Key Lessons About Solar Connectors


Why solar connectors?

Because connectors usually don’t get the attention they deserve. They are a key component of a solar system and hold an important function: to provide a low-resistance connection between solar modules and other components while maintaining their integrity under extreme weather conditions for more than 25 years.

Crazy, right? A piece of “plastic” that is exposed to the elements for more than 25 years, think about it.

Solar connectors are on the top of the list of root cause components that tend to cause the most severe impact when issues arise in solar systems: fires. According to a study by TÜV Rheinland, connectors, and connector-related issues, represent the single greatest risk to a PV system’s performance and safety.

So let’s understand a little better what connectors are, the types, the most common issues, and how to inspect them in the field.

What is a Solar Connector?

A solar connector is a type of DC electromechanical device used to join electrical conductors and create an electrical circuit. They typically have two removable parts, the Male or Plug, and the Female or Socket.

A curiosity: I have seen a lot of people confusing which part is the Male and the Female. The reason is that the plastic body is shaped backward, however, the metal pin is what drives the gender nomenclature. So, keep this in mind.

Understanding modern connectors requires looking back in time.

The National Electric Code, NEC, requires that any connection above 50V must be made by a licensed electrician. This was an issue, so a few companies around 2000 came up with solutions to address this requirement. They created a push-fit connector that met the definition of a convenience receptacle, meaning they could be (legally) connected together by anyone. Two players became the most common connectors during this period, the Radox connector and MC3 connector by Multi-Contact, both looked like weather-sealed phono jacks.

In 2008, the NEC came up with a new requirement to prevent people from opening connectors under load. Now, connectors must have “positive locking” meaning that could be plugged by hand, but could only be unplugged by a special tool.

The MC4 Connector Unlocking Tool

Myth: The un-locking tool can be used to torque the end cap of connectors. When it slips means that it is at the right torque. This is COMPLETELY FALSE. These tools are designed to help during connector assembly to get the first torque, however, a certified tool (yes, because the tool used to made the connector also needs to be certified as part of the assembly) should be used to properly torque connectors.
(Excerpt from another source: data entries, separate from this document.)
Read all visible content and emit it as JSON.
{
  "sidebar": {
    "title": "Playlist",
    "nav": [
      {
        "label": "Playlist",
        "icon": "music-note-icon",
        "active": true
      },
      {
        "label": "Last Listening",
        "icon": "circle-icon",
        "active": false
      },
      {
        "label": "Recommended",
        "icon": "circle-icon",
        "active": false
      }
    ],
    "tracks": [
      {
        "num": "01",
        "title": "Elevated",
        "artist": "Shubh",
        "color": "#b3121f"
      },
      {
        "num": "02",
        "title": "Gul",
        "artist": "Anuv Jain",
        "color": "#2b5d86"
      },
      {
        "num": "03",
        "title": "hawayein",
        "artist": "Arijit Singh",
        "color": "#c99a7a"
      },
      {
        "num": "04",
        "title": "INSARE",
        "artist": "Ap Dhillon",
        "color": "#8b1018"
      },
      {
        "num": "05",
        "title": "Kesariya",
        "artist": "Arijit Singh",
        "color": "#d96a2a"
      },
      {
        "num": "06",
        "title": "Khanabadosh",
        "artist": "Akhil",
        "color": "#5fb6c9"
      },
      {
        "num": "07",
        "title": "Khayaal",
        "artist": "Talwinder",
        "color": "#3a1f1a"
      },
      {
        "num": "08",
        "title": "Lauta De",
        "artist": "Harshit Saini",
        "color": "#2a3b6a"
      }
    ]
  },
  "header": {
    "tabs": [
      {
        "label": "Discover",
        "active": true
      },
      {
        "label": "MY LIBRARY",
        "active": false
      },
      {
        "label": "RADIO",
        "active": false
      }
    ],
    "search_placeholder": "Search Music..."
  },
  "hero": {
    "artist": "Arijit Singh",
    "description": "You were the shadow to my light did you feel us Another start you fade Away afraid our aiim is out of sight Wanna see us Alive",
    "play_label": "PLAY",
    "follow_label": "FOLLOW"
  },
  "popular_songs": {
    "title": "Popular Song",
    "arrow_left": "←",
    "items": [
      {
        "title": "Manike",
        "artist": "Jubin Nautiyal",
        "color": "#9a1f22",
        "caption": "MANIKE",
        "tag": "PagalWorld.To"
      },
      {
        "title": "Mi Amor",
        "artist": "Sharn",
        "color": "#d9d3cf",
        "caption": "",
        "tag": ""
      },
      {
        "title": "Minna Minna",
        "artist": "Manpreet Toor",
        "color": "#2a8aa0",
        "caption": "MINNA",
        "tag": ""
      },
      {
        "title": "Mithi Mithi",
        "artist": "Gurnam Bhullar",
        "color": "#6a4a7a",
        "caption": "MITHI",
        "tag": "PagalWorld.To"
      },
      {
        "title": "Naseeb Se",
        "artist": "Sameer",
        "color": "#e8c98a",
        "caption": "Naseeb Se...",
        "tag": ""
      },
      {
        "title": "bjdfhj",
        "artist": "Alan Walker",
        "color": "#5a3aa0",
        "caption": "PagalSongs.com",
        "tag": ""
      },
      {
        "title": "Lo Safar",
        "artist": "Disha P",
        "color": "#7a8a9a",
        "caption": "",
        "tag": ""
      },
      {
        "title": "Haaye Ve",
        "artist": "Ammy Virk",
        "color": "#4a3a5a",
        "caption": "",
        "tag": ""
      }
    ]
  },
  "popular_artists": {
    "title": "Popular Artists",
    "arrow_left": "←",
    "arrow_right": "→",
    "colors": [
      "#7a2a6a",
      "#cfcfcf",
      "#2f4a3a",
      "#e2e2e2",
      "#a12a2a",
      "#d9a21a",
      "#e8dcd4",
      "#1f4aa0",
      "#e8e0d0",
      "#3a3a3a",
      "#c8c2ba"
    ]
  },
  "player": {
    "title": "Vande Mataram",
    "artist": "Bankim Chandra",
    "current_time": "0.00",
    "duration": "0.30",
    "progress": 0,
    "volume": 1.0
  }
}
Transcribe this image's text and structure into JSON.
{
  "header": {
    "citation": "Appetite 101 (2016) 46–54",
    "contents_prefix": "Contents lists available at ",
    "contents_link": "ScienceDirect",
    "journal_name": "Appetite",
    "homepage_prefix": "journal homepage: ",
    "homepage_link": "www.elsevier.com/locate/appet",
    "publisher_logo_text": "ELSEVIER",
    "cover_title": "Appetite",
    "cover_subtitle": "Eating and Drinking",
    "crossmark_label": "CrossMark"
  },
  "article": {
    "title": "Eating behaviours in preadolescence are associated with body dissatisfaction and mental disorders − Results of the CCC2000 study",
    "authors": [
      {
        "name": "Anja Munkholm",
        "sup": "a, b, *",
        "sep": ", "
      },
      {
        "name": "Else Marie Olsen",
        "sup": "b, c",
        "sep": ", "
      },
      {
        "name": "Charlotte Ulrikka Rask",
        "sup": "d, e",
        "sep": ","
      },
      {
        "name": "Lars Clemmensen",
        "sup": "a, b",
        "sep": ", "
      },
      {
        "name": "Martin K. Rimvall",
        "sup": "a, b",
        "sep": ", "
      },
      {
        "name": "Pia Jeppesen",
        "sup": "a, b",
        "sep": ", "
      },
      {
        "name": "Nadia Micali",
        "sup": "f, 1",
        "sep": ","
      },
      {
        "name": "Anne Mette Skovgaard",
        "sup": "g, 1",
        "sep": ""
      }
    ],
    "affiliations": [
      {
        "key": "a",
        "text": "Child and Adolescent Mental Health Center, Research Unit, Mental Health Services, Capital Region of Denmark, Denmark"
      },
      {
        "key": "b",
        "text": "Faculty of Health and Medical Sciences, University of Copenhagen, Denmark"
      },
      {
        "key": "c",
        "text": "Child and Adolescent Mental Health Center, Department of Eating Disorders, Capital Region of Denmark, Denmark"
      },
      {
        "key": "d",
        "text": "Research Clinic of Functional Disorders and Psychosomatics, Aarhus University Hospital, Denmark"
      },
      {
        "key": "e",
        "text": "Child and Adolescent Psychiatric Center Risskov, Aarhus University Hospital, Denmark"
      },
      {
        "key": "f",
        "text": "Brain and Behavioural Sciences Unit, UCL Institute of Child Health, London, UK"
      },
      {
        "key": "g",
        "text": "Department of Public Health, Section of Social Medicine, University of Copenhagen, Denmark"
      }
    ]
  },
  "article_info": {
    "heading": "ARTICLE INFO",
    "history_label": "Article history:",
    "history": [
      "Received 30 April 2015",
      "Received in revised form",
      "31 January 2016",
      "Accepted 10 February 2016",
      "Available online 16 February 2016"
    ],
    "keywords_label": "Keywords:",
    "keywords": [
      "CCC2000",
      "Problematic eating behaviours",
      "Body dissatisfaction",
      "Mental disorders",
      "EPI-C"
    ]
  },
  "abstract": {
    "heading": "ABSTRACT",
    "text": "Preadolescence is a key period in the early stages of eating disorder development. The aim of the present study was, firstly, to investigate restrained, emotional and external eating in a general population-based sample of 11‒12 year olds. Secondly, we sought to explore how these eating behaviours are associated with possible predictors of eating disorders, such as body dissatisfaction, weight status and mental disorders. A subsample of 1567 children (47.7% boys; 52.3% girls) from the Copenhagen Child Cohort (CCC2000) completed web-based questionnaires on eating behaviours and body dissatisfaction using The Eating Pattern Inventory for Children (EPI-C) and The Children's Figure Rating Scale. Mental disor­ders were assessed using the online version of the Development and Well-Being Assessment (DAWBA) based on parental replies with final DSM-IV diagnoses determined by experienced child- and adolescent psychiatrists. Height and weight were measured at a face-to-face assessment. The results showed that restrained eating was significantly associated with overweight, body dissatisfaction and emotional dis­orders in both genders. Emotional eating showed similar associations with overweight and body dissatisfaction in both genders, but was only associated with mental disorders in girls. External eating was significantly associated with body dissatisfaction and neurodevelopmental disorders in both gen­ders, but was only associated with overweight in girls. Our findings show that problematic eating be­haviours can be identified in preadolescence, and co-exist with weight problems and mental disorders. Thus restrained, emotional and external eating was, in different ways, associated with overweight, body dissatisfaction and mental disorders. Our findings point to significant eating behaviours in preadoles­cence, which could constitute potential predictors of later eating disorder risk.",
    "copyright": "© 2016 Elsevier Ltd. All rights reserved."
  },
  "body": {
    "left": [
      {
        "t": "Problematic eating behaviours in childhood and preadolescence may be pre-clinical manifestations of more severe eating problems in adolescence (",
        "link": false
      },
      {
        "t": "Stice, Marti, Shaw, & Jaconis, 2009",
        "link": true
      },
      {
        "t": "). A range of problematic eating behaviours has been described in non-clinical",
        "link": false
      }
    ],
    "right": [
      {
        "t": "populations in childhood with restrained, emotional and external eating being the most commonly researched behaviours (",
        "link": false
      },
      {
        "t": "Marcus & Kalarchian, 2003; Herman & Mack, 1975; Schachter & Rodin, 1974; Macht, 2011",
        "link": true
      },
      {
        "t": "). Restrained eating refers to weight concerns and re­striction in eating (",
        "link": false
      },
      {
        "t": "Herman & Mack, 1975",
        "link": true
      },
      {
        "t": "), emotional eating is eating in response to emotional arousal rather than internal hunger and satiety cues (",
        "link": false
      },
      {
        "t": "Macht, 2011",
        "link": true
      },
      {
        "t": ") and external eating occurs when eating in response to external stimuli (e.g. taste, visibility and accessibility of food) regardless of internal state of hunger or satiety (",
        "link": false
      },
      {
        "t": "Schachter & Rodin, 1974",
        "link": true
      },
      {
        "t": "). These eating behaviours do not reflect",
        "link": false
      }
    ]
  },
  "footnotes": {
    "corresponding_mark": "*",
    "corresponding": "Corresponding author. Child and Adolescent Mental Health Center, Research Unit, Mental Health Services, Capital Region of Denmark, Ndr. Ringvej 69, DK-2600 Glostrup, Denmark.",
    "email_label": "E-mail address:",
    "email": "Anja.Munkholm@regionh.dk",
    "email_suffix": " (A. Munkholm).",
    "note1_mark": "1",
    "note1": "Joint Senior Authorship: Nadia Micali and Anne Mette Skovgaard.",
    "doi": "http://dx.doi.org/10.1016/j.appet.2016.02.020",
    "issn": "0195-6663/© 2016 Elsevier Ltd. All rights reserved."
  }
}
Continuing with the story, Radox, one of the main players at that time, did not come up with a new connector version to address the new requirement and the rest is history. Multi-Contact USA and Tyco Electronics, also a US company, came up with a new connector that complied with the new requirements.

Tyco’s connector was more annoying to disconnect in the field and Multi-Contact slowly gained more popularity to become the market leader.

MC4 ultimately became the “industry standard” or “most common” solar connector. The MC4 stands for Multi-Contact (now Stäubli Electrical Connectors) and the 4 for the 4 mm diameter contact pin.

Below an exploded view of Stäubli MC4 connector:

In 2008, Amphenol came up with a connector that has the same MC4 shape (the industry at the time called it “MC4 Compatible”) the Helios H4. Since 2008, there is a long list of MC4 connectors.

One of the latest code updates about this topic is Section 690.33(C) of the NEC 2020 that says, “Where mating connectors are not of the identical type and brand, they shall be listed and identified for intermatability, as described in the manufacturer’s instructions.” And the term intermatability is used in UL 6703, “Connectors for Use in Photovoltaic Systems”. This reinforces the fact of non-compatibility unless it has been tested together.

The image below shows a few other connector samples to be aware of.

Key Features of Solar Connectors

  • Interlockable
  • Water and dust resistant, typically IP67 or 68 (max IP)
  • UV resistant
  • Double-insulated
  • Able to handle up to 1500Vdc
  • Able to handle up to 30A
  • Temperature range -40°C to +90°C

Here a list of the most common issues we have come across in our professional career:

  • Cross-mating and connectors compatibility.
  • Factory-made – field made compatibility.
  • Field-made connectors.
  • Counterfeits

Interested in learning more about the connector issues our team has observed in the field? Head to another article on our blog: “What We Learned About Connectors from Hundreds of Solar Inspections“.

References and Credits

Featured Resources

The Ultimate Safety Guide to Solar Connectors

A comprehensive guide on safety and installation best practices for solar connectors.

The SolarGrade PV Health Report

An analysis of PV system health based on >60,000 health data points from field inspections.

PV System Fire Prevention

An overview of the root causes of PV systems fires and fire prevention tactics.


Combiner Box Inspection Checklist

A step-by-step checklist for combiner boxes in PV systems.

Connector Findings from Hundreds of Inspections

Learnings on connector safety and common issues from the field.

Rapid Shutdown Devices and Safety

A breakdown of the unintended consequences of rapid shutdown regulations.